### Exercise goal:
Search the entries below for "JSON", and copy each line where it appears.

### Material supplied:
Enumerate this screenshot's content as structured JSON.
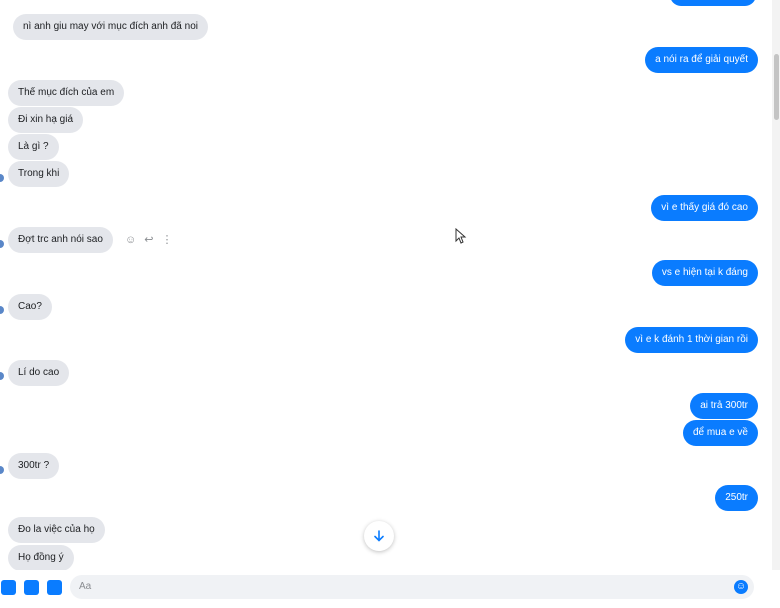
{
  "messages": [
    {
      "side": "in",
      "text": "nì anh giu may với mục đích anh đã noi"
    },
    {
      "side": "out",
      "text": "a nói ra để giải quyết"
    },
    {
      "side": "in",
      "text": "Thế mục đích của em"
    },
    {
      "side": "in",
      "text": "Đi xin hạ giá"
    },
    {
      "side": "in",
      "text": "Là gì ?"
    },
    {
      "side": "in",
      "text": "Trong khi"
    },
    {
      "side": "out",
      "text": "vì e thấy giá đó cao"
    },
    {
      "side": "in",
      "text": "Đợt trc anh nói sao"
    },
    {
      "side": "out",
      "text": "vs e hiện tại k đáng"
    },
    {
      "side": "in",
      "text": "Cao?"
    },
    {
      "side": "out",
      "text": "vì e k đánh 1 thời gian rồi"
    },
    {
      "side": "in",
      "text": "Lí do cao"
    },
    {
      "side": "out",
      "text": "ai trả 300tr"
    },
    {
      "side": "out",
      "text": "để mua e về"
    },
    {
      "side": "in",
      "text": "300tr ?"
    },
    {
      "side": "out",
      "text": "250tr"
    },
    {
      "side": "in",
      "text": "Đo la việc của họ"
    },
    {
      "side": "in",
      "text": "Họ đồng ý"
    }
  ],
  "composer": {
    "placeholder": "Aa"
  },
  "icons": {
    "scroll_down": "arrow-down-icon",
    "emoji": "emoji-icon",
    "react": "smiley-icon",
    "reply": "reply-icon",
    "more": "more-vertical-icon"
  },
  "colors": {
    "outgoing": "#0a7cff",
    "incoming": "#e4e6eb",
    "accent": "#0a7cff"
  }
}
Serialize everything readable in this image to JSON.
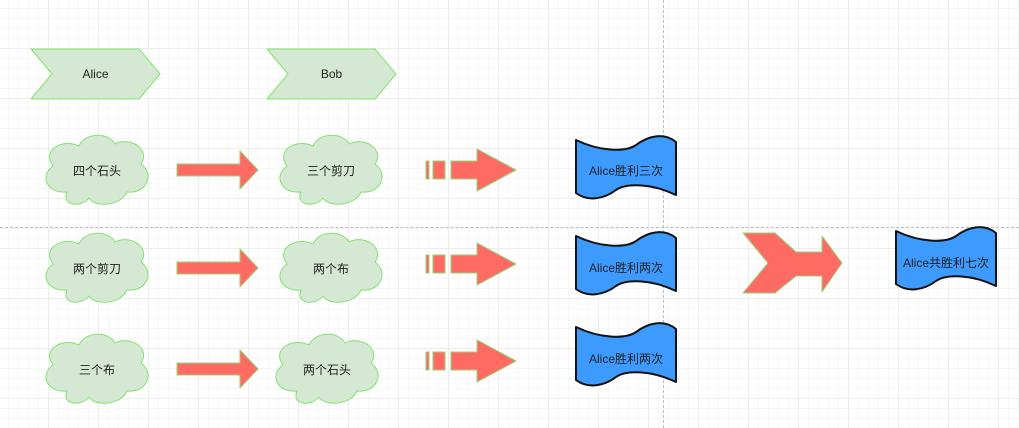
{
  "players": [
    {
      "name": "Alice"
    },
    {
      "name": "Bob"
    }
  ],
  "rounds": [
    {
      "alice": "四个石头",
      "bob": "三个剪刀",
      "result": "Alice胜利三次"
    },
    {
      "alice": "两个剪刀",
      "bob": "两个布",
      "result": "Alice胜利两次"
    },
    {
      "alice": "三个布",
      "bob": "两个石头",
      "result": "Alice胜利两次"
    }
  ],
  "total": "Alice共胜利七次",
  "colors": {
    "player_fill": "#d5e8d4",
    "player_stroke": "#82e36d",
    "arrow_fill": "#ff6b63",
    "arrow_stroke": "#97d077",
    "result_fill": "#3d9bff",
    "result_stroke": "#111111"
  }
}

### Written solution:
Enumerate this screenshot's content as structured JSON.
Serialize everything readable in this image to JSON.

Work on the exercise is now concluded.